It is no secret that being a teacher is hard work, but what is also becoming more and more talked about is that quality teaching also involves a lot of “heart work,” maybe not those words exactly, but that is what I like to call it. I actually believe that ” heart work,”if I can say the word heart this many times without too many eye rolls, is at the heart of teaching (hence the name of my blog) and that it should be top priority, in order for everything else to be successful.
If you think back to the teachers that left their mark on you as a kid, I can bet that they were also the teachers that took the time to connect with you, and to get to know you. They were probably also the ones that made you feel good about yourself. I can still remember my Grade 2 teacher, Mme Hiscott (now Ferland), calling me over to her desk to tell me how perfect my cursive letter ‘z’ was in our practice books, and the day that she let us (a bunch of 7 and 8 year olds) decide whether we wanted to work on the vowel ‘o’ or ‘e.’ She understood the power of making kids feel good about themselves, and of giving them a voice and choice throughout their day. This same teacher also welcomed us lovingly every morning, regardless of our poor behavior or mishaps the day before (
never rarely mine of course)! She just naturally understood the importance of social and emotional learning and connection, and this long before any of us in the teacher world even knew what SEL stood for.
Now as a teachers we see SEL pop up everywhere. SEL and the importance of relationships has come up in almost every pd opportunity I have taken part in in the recent past, and across different topics in education too. Here are but a few examples.
- Chapter 4 of the Innovator’s Mindset, titled Relationships, Relationships, Relationships, in which George talks about the importance of connection and building team trust in innovative education.
- Gordon Neufeld’s talks on Making Sense of Anxiety and Working With Stuck Kids, during which his main focus is on the importance of healthy attachment and creating a sense of belonging.
- Block 1 (Social and Emotional Learning: Developing Compassionate Learning communities) of Winnipegger Jennifer Katz’ Three Block Model of Universal Design Learning and the fact that she states we “have to teach to the heart as well as to the mind.”

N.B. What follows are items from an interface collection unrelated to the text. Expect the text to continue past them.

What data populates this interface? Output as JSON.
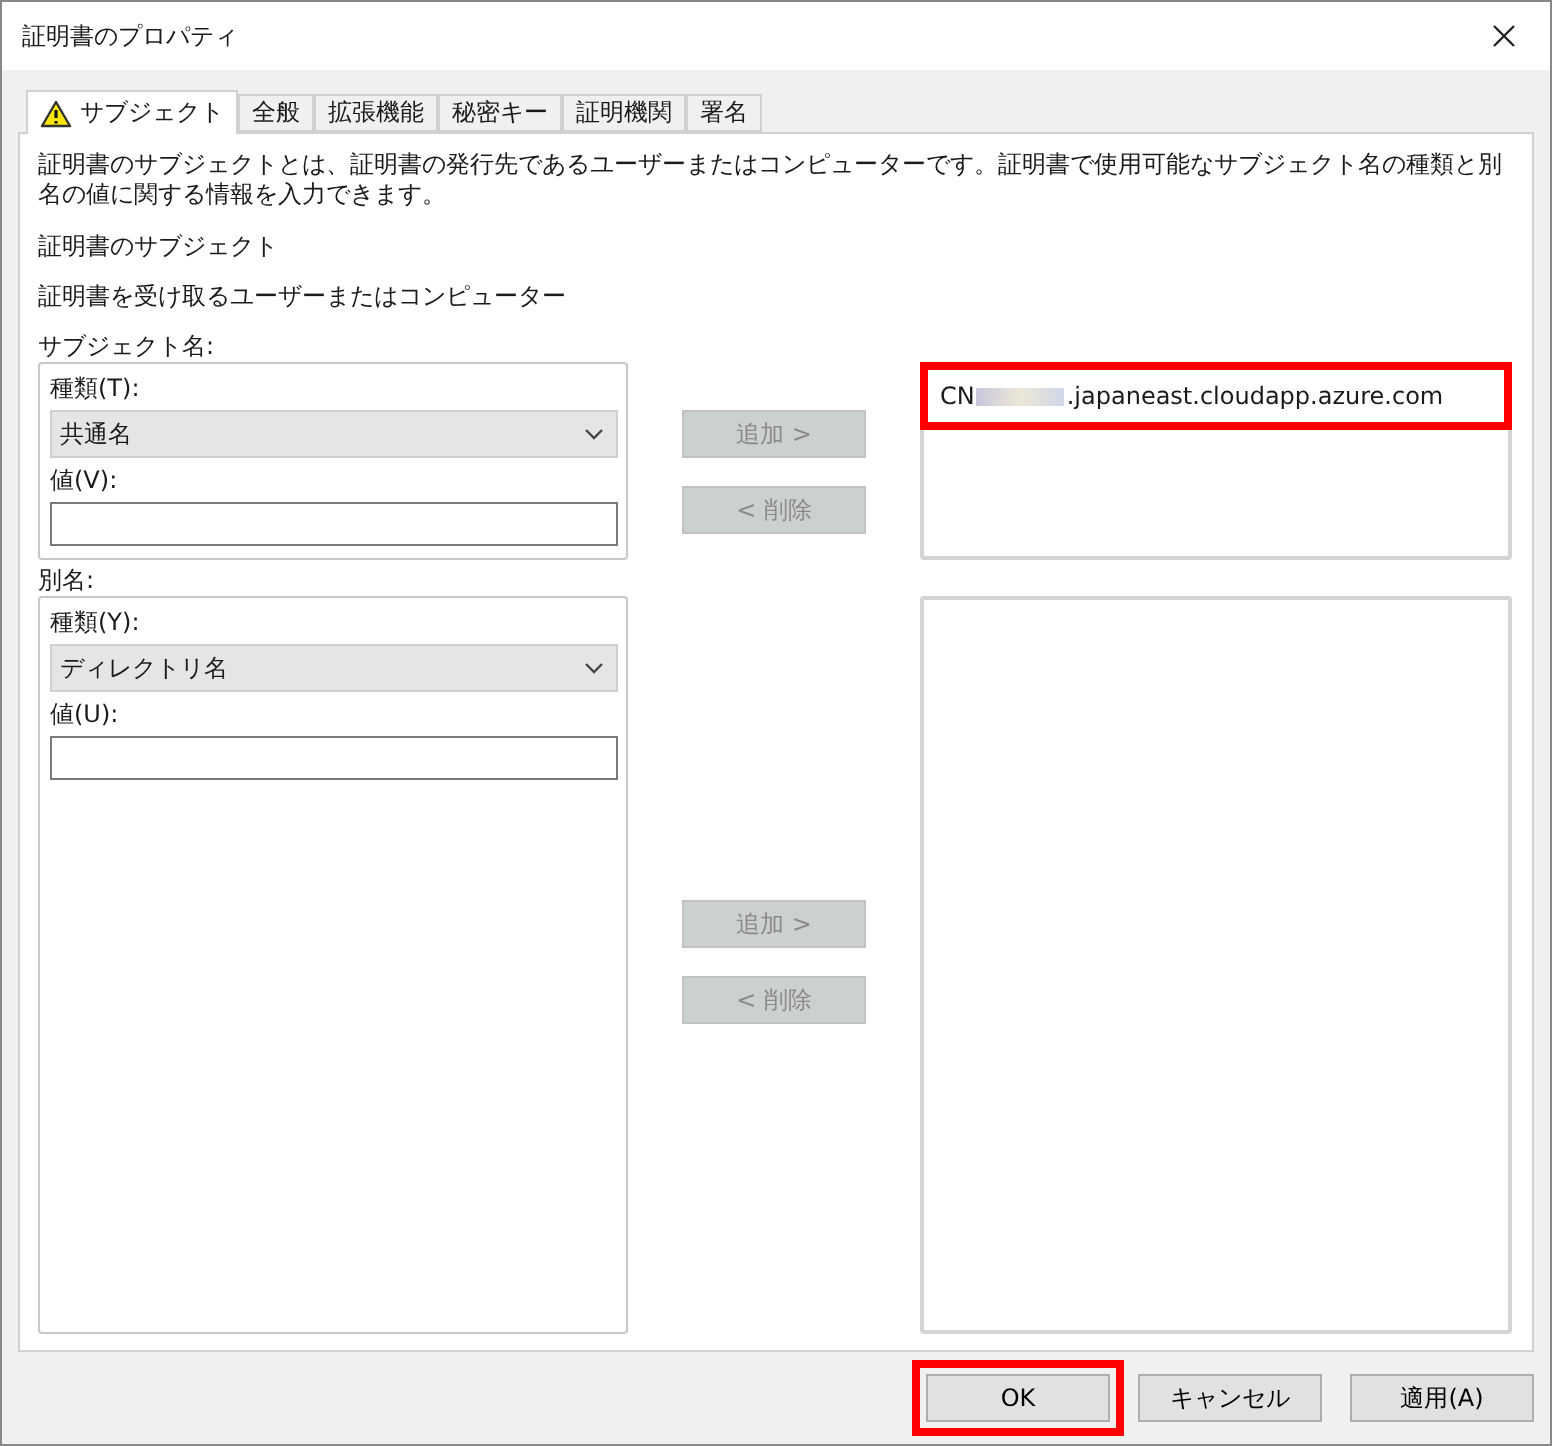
{
  "window": {
    "title": "証明書のプロパティ"
  },
  "tabs": [
    {
      "label": "サブジェクト",
      "selected": true,
      "warning": true
    },
    {
      "label": "全般",
      "selected": false,
      "warning": false
    },
    {
      "label": "拡張機能",
      "selected": false,
      "warning": false
    },
    {
      "label": "秘密キー",
      "selected": false,
      "warning": false
    },
    {
      "label": "証明機関",
      "selected": false,
      "warning": false
    },
    {
      "label": "署名",
      "selected": false,
      "warning": false
    }
  ],
  "description": "証明書のサブジェクトとは、証明書の発行先であるユーザーまたはコンピューターです。証明書で使用可能なサブジェクト名の種類と別名の値に関する情報を入力できます。",
  "section_title": "証明書のサブジェクト",
  "section_subtitle": "証明書を受け取るユーザーまたはコンピューター",
  "groups": [
    {
      "label": "サブジェクト名:",
      "type_label": "種類(T):",
      "type_value": "共通名",
      "value_label": "値(V):",
      "add": {
        "label": "追加 >",
        "disabled": true
      },
      "remove": {
        "label": "< 削除",
        "disabled": true
      },
      "entries": [
        {
          "prefix": "CN",
          "redacted": true,
          "suffix": ".japaneast.cloudapp.azure.com",
          "highlighted": true
        }
      ]
    },
    {
      "label": "別名:",
      "type_label": "種類(Y):",
      "type_value": "ディレクトリ名",
      "value_label": "値(U):",
      "add": {
        "label": "追加 >",
        "disabled": true
      },
      "remove": {
        "label": "< 削除",
        "disabled": true
      }
    }
  ],
  "buttons": [
    {
      "label": "OK",
      "highlighted": true
    },
    {
      "label": "キャンセル",
      "highlighted": false
    },
    {
      "label": "適用(A)",
      "highlighted": false
    }
  ]
}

- Giving kids a voice in a collaborative solving approach.
- The stages of the DTORF that emphasize things such providing recognition, adult connection and connection with peers.
- The less than optimal brain development of trauma victims and the supreme importance of working on building trust with these victims.
- The ability to connect with others, and collaboration being important leadership skills.
- the DIR Floortime Model when working with kids with autism, and the importance of findings ways to connect with them on their level.
I could go on and on, but I think you get the point! The importance of relationships and social and emotional learning is everywhere and there’s no pretending that it doesn’t matter. The reason for all this talk about SEL and relationships, is because it is backed by some pretty interesting brain research.
We now know that the outermost part of the brain, the neocortex (or social part of the brain) in humans, is much larger than in other mammals our size, making us creatures of attachment. Because of this, we have a strong desire for belonging and social interaction. We like to be surrounded by friends and share our experiences with them. Our brains feel a sense of reward when we have these positive interactions with others and when we feel we belong. Not surprisingly, this is also when we thrive as people, when we want to work hard, when we make good decisions. A well connected family can work together to over come life’s challenges. A socially connected professional team working together is more successful. A classroom with a strong sense of belonging and community is always abuzz with learning and fun.
We also now know that the brain develops from the bottom up with the neocortex developing last and well into our adolescent years. This makes the teachers job of
including prioritizing social and emotional learning in the classroom that much more important. Believe it or not, we play a part in shaping our students’ brains! Woah! That is an important job, and excuse me for being dramatic, but one that I think we need to take seriously!
So even though I rarely write in cursive these days, and I don’t remember the specifics of what Mme Hiscott taught me from the Grade 2 curriculum, what I do know is that she played a part in shaping my brain, and taught me something way more valuable than anything in the curriculum, and that is the importance and power of heart work as a teacher!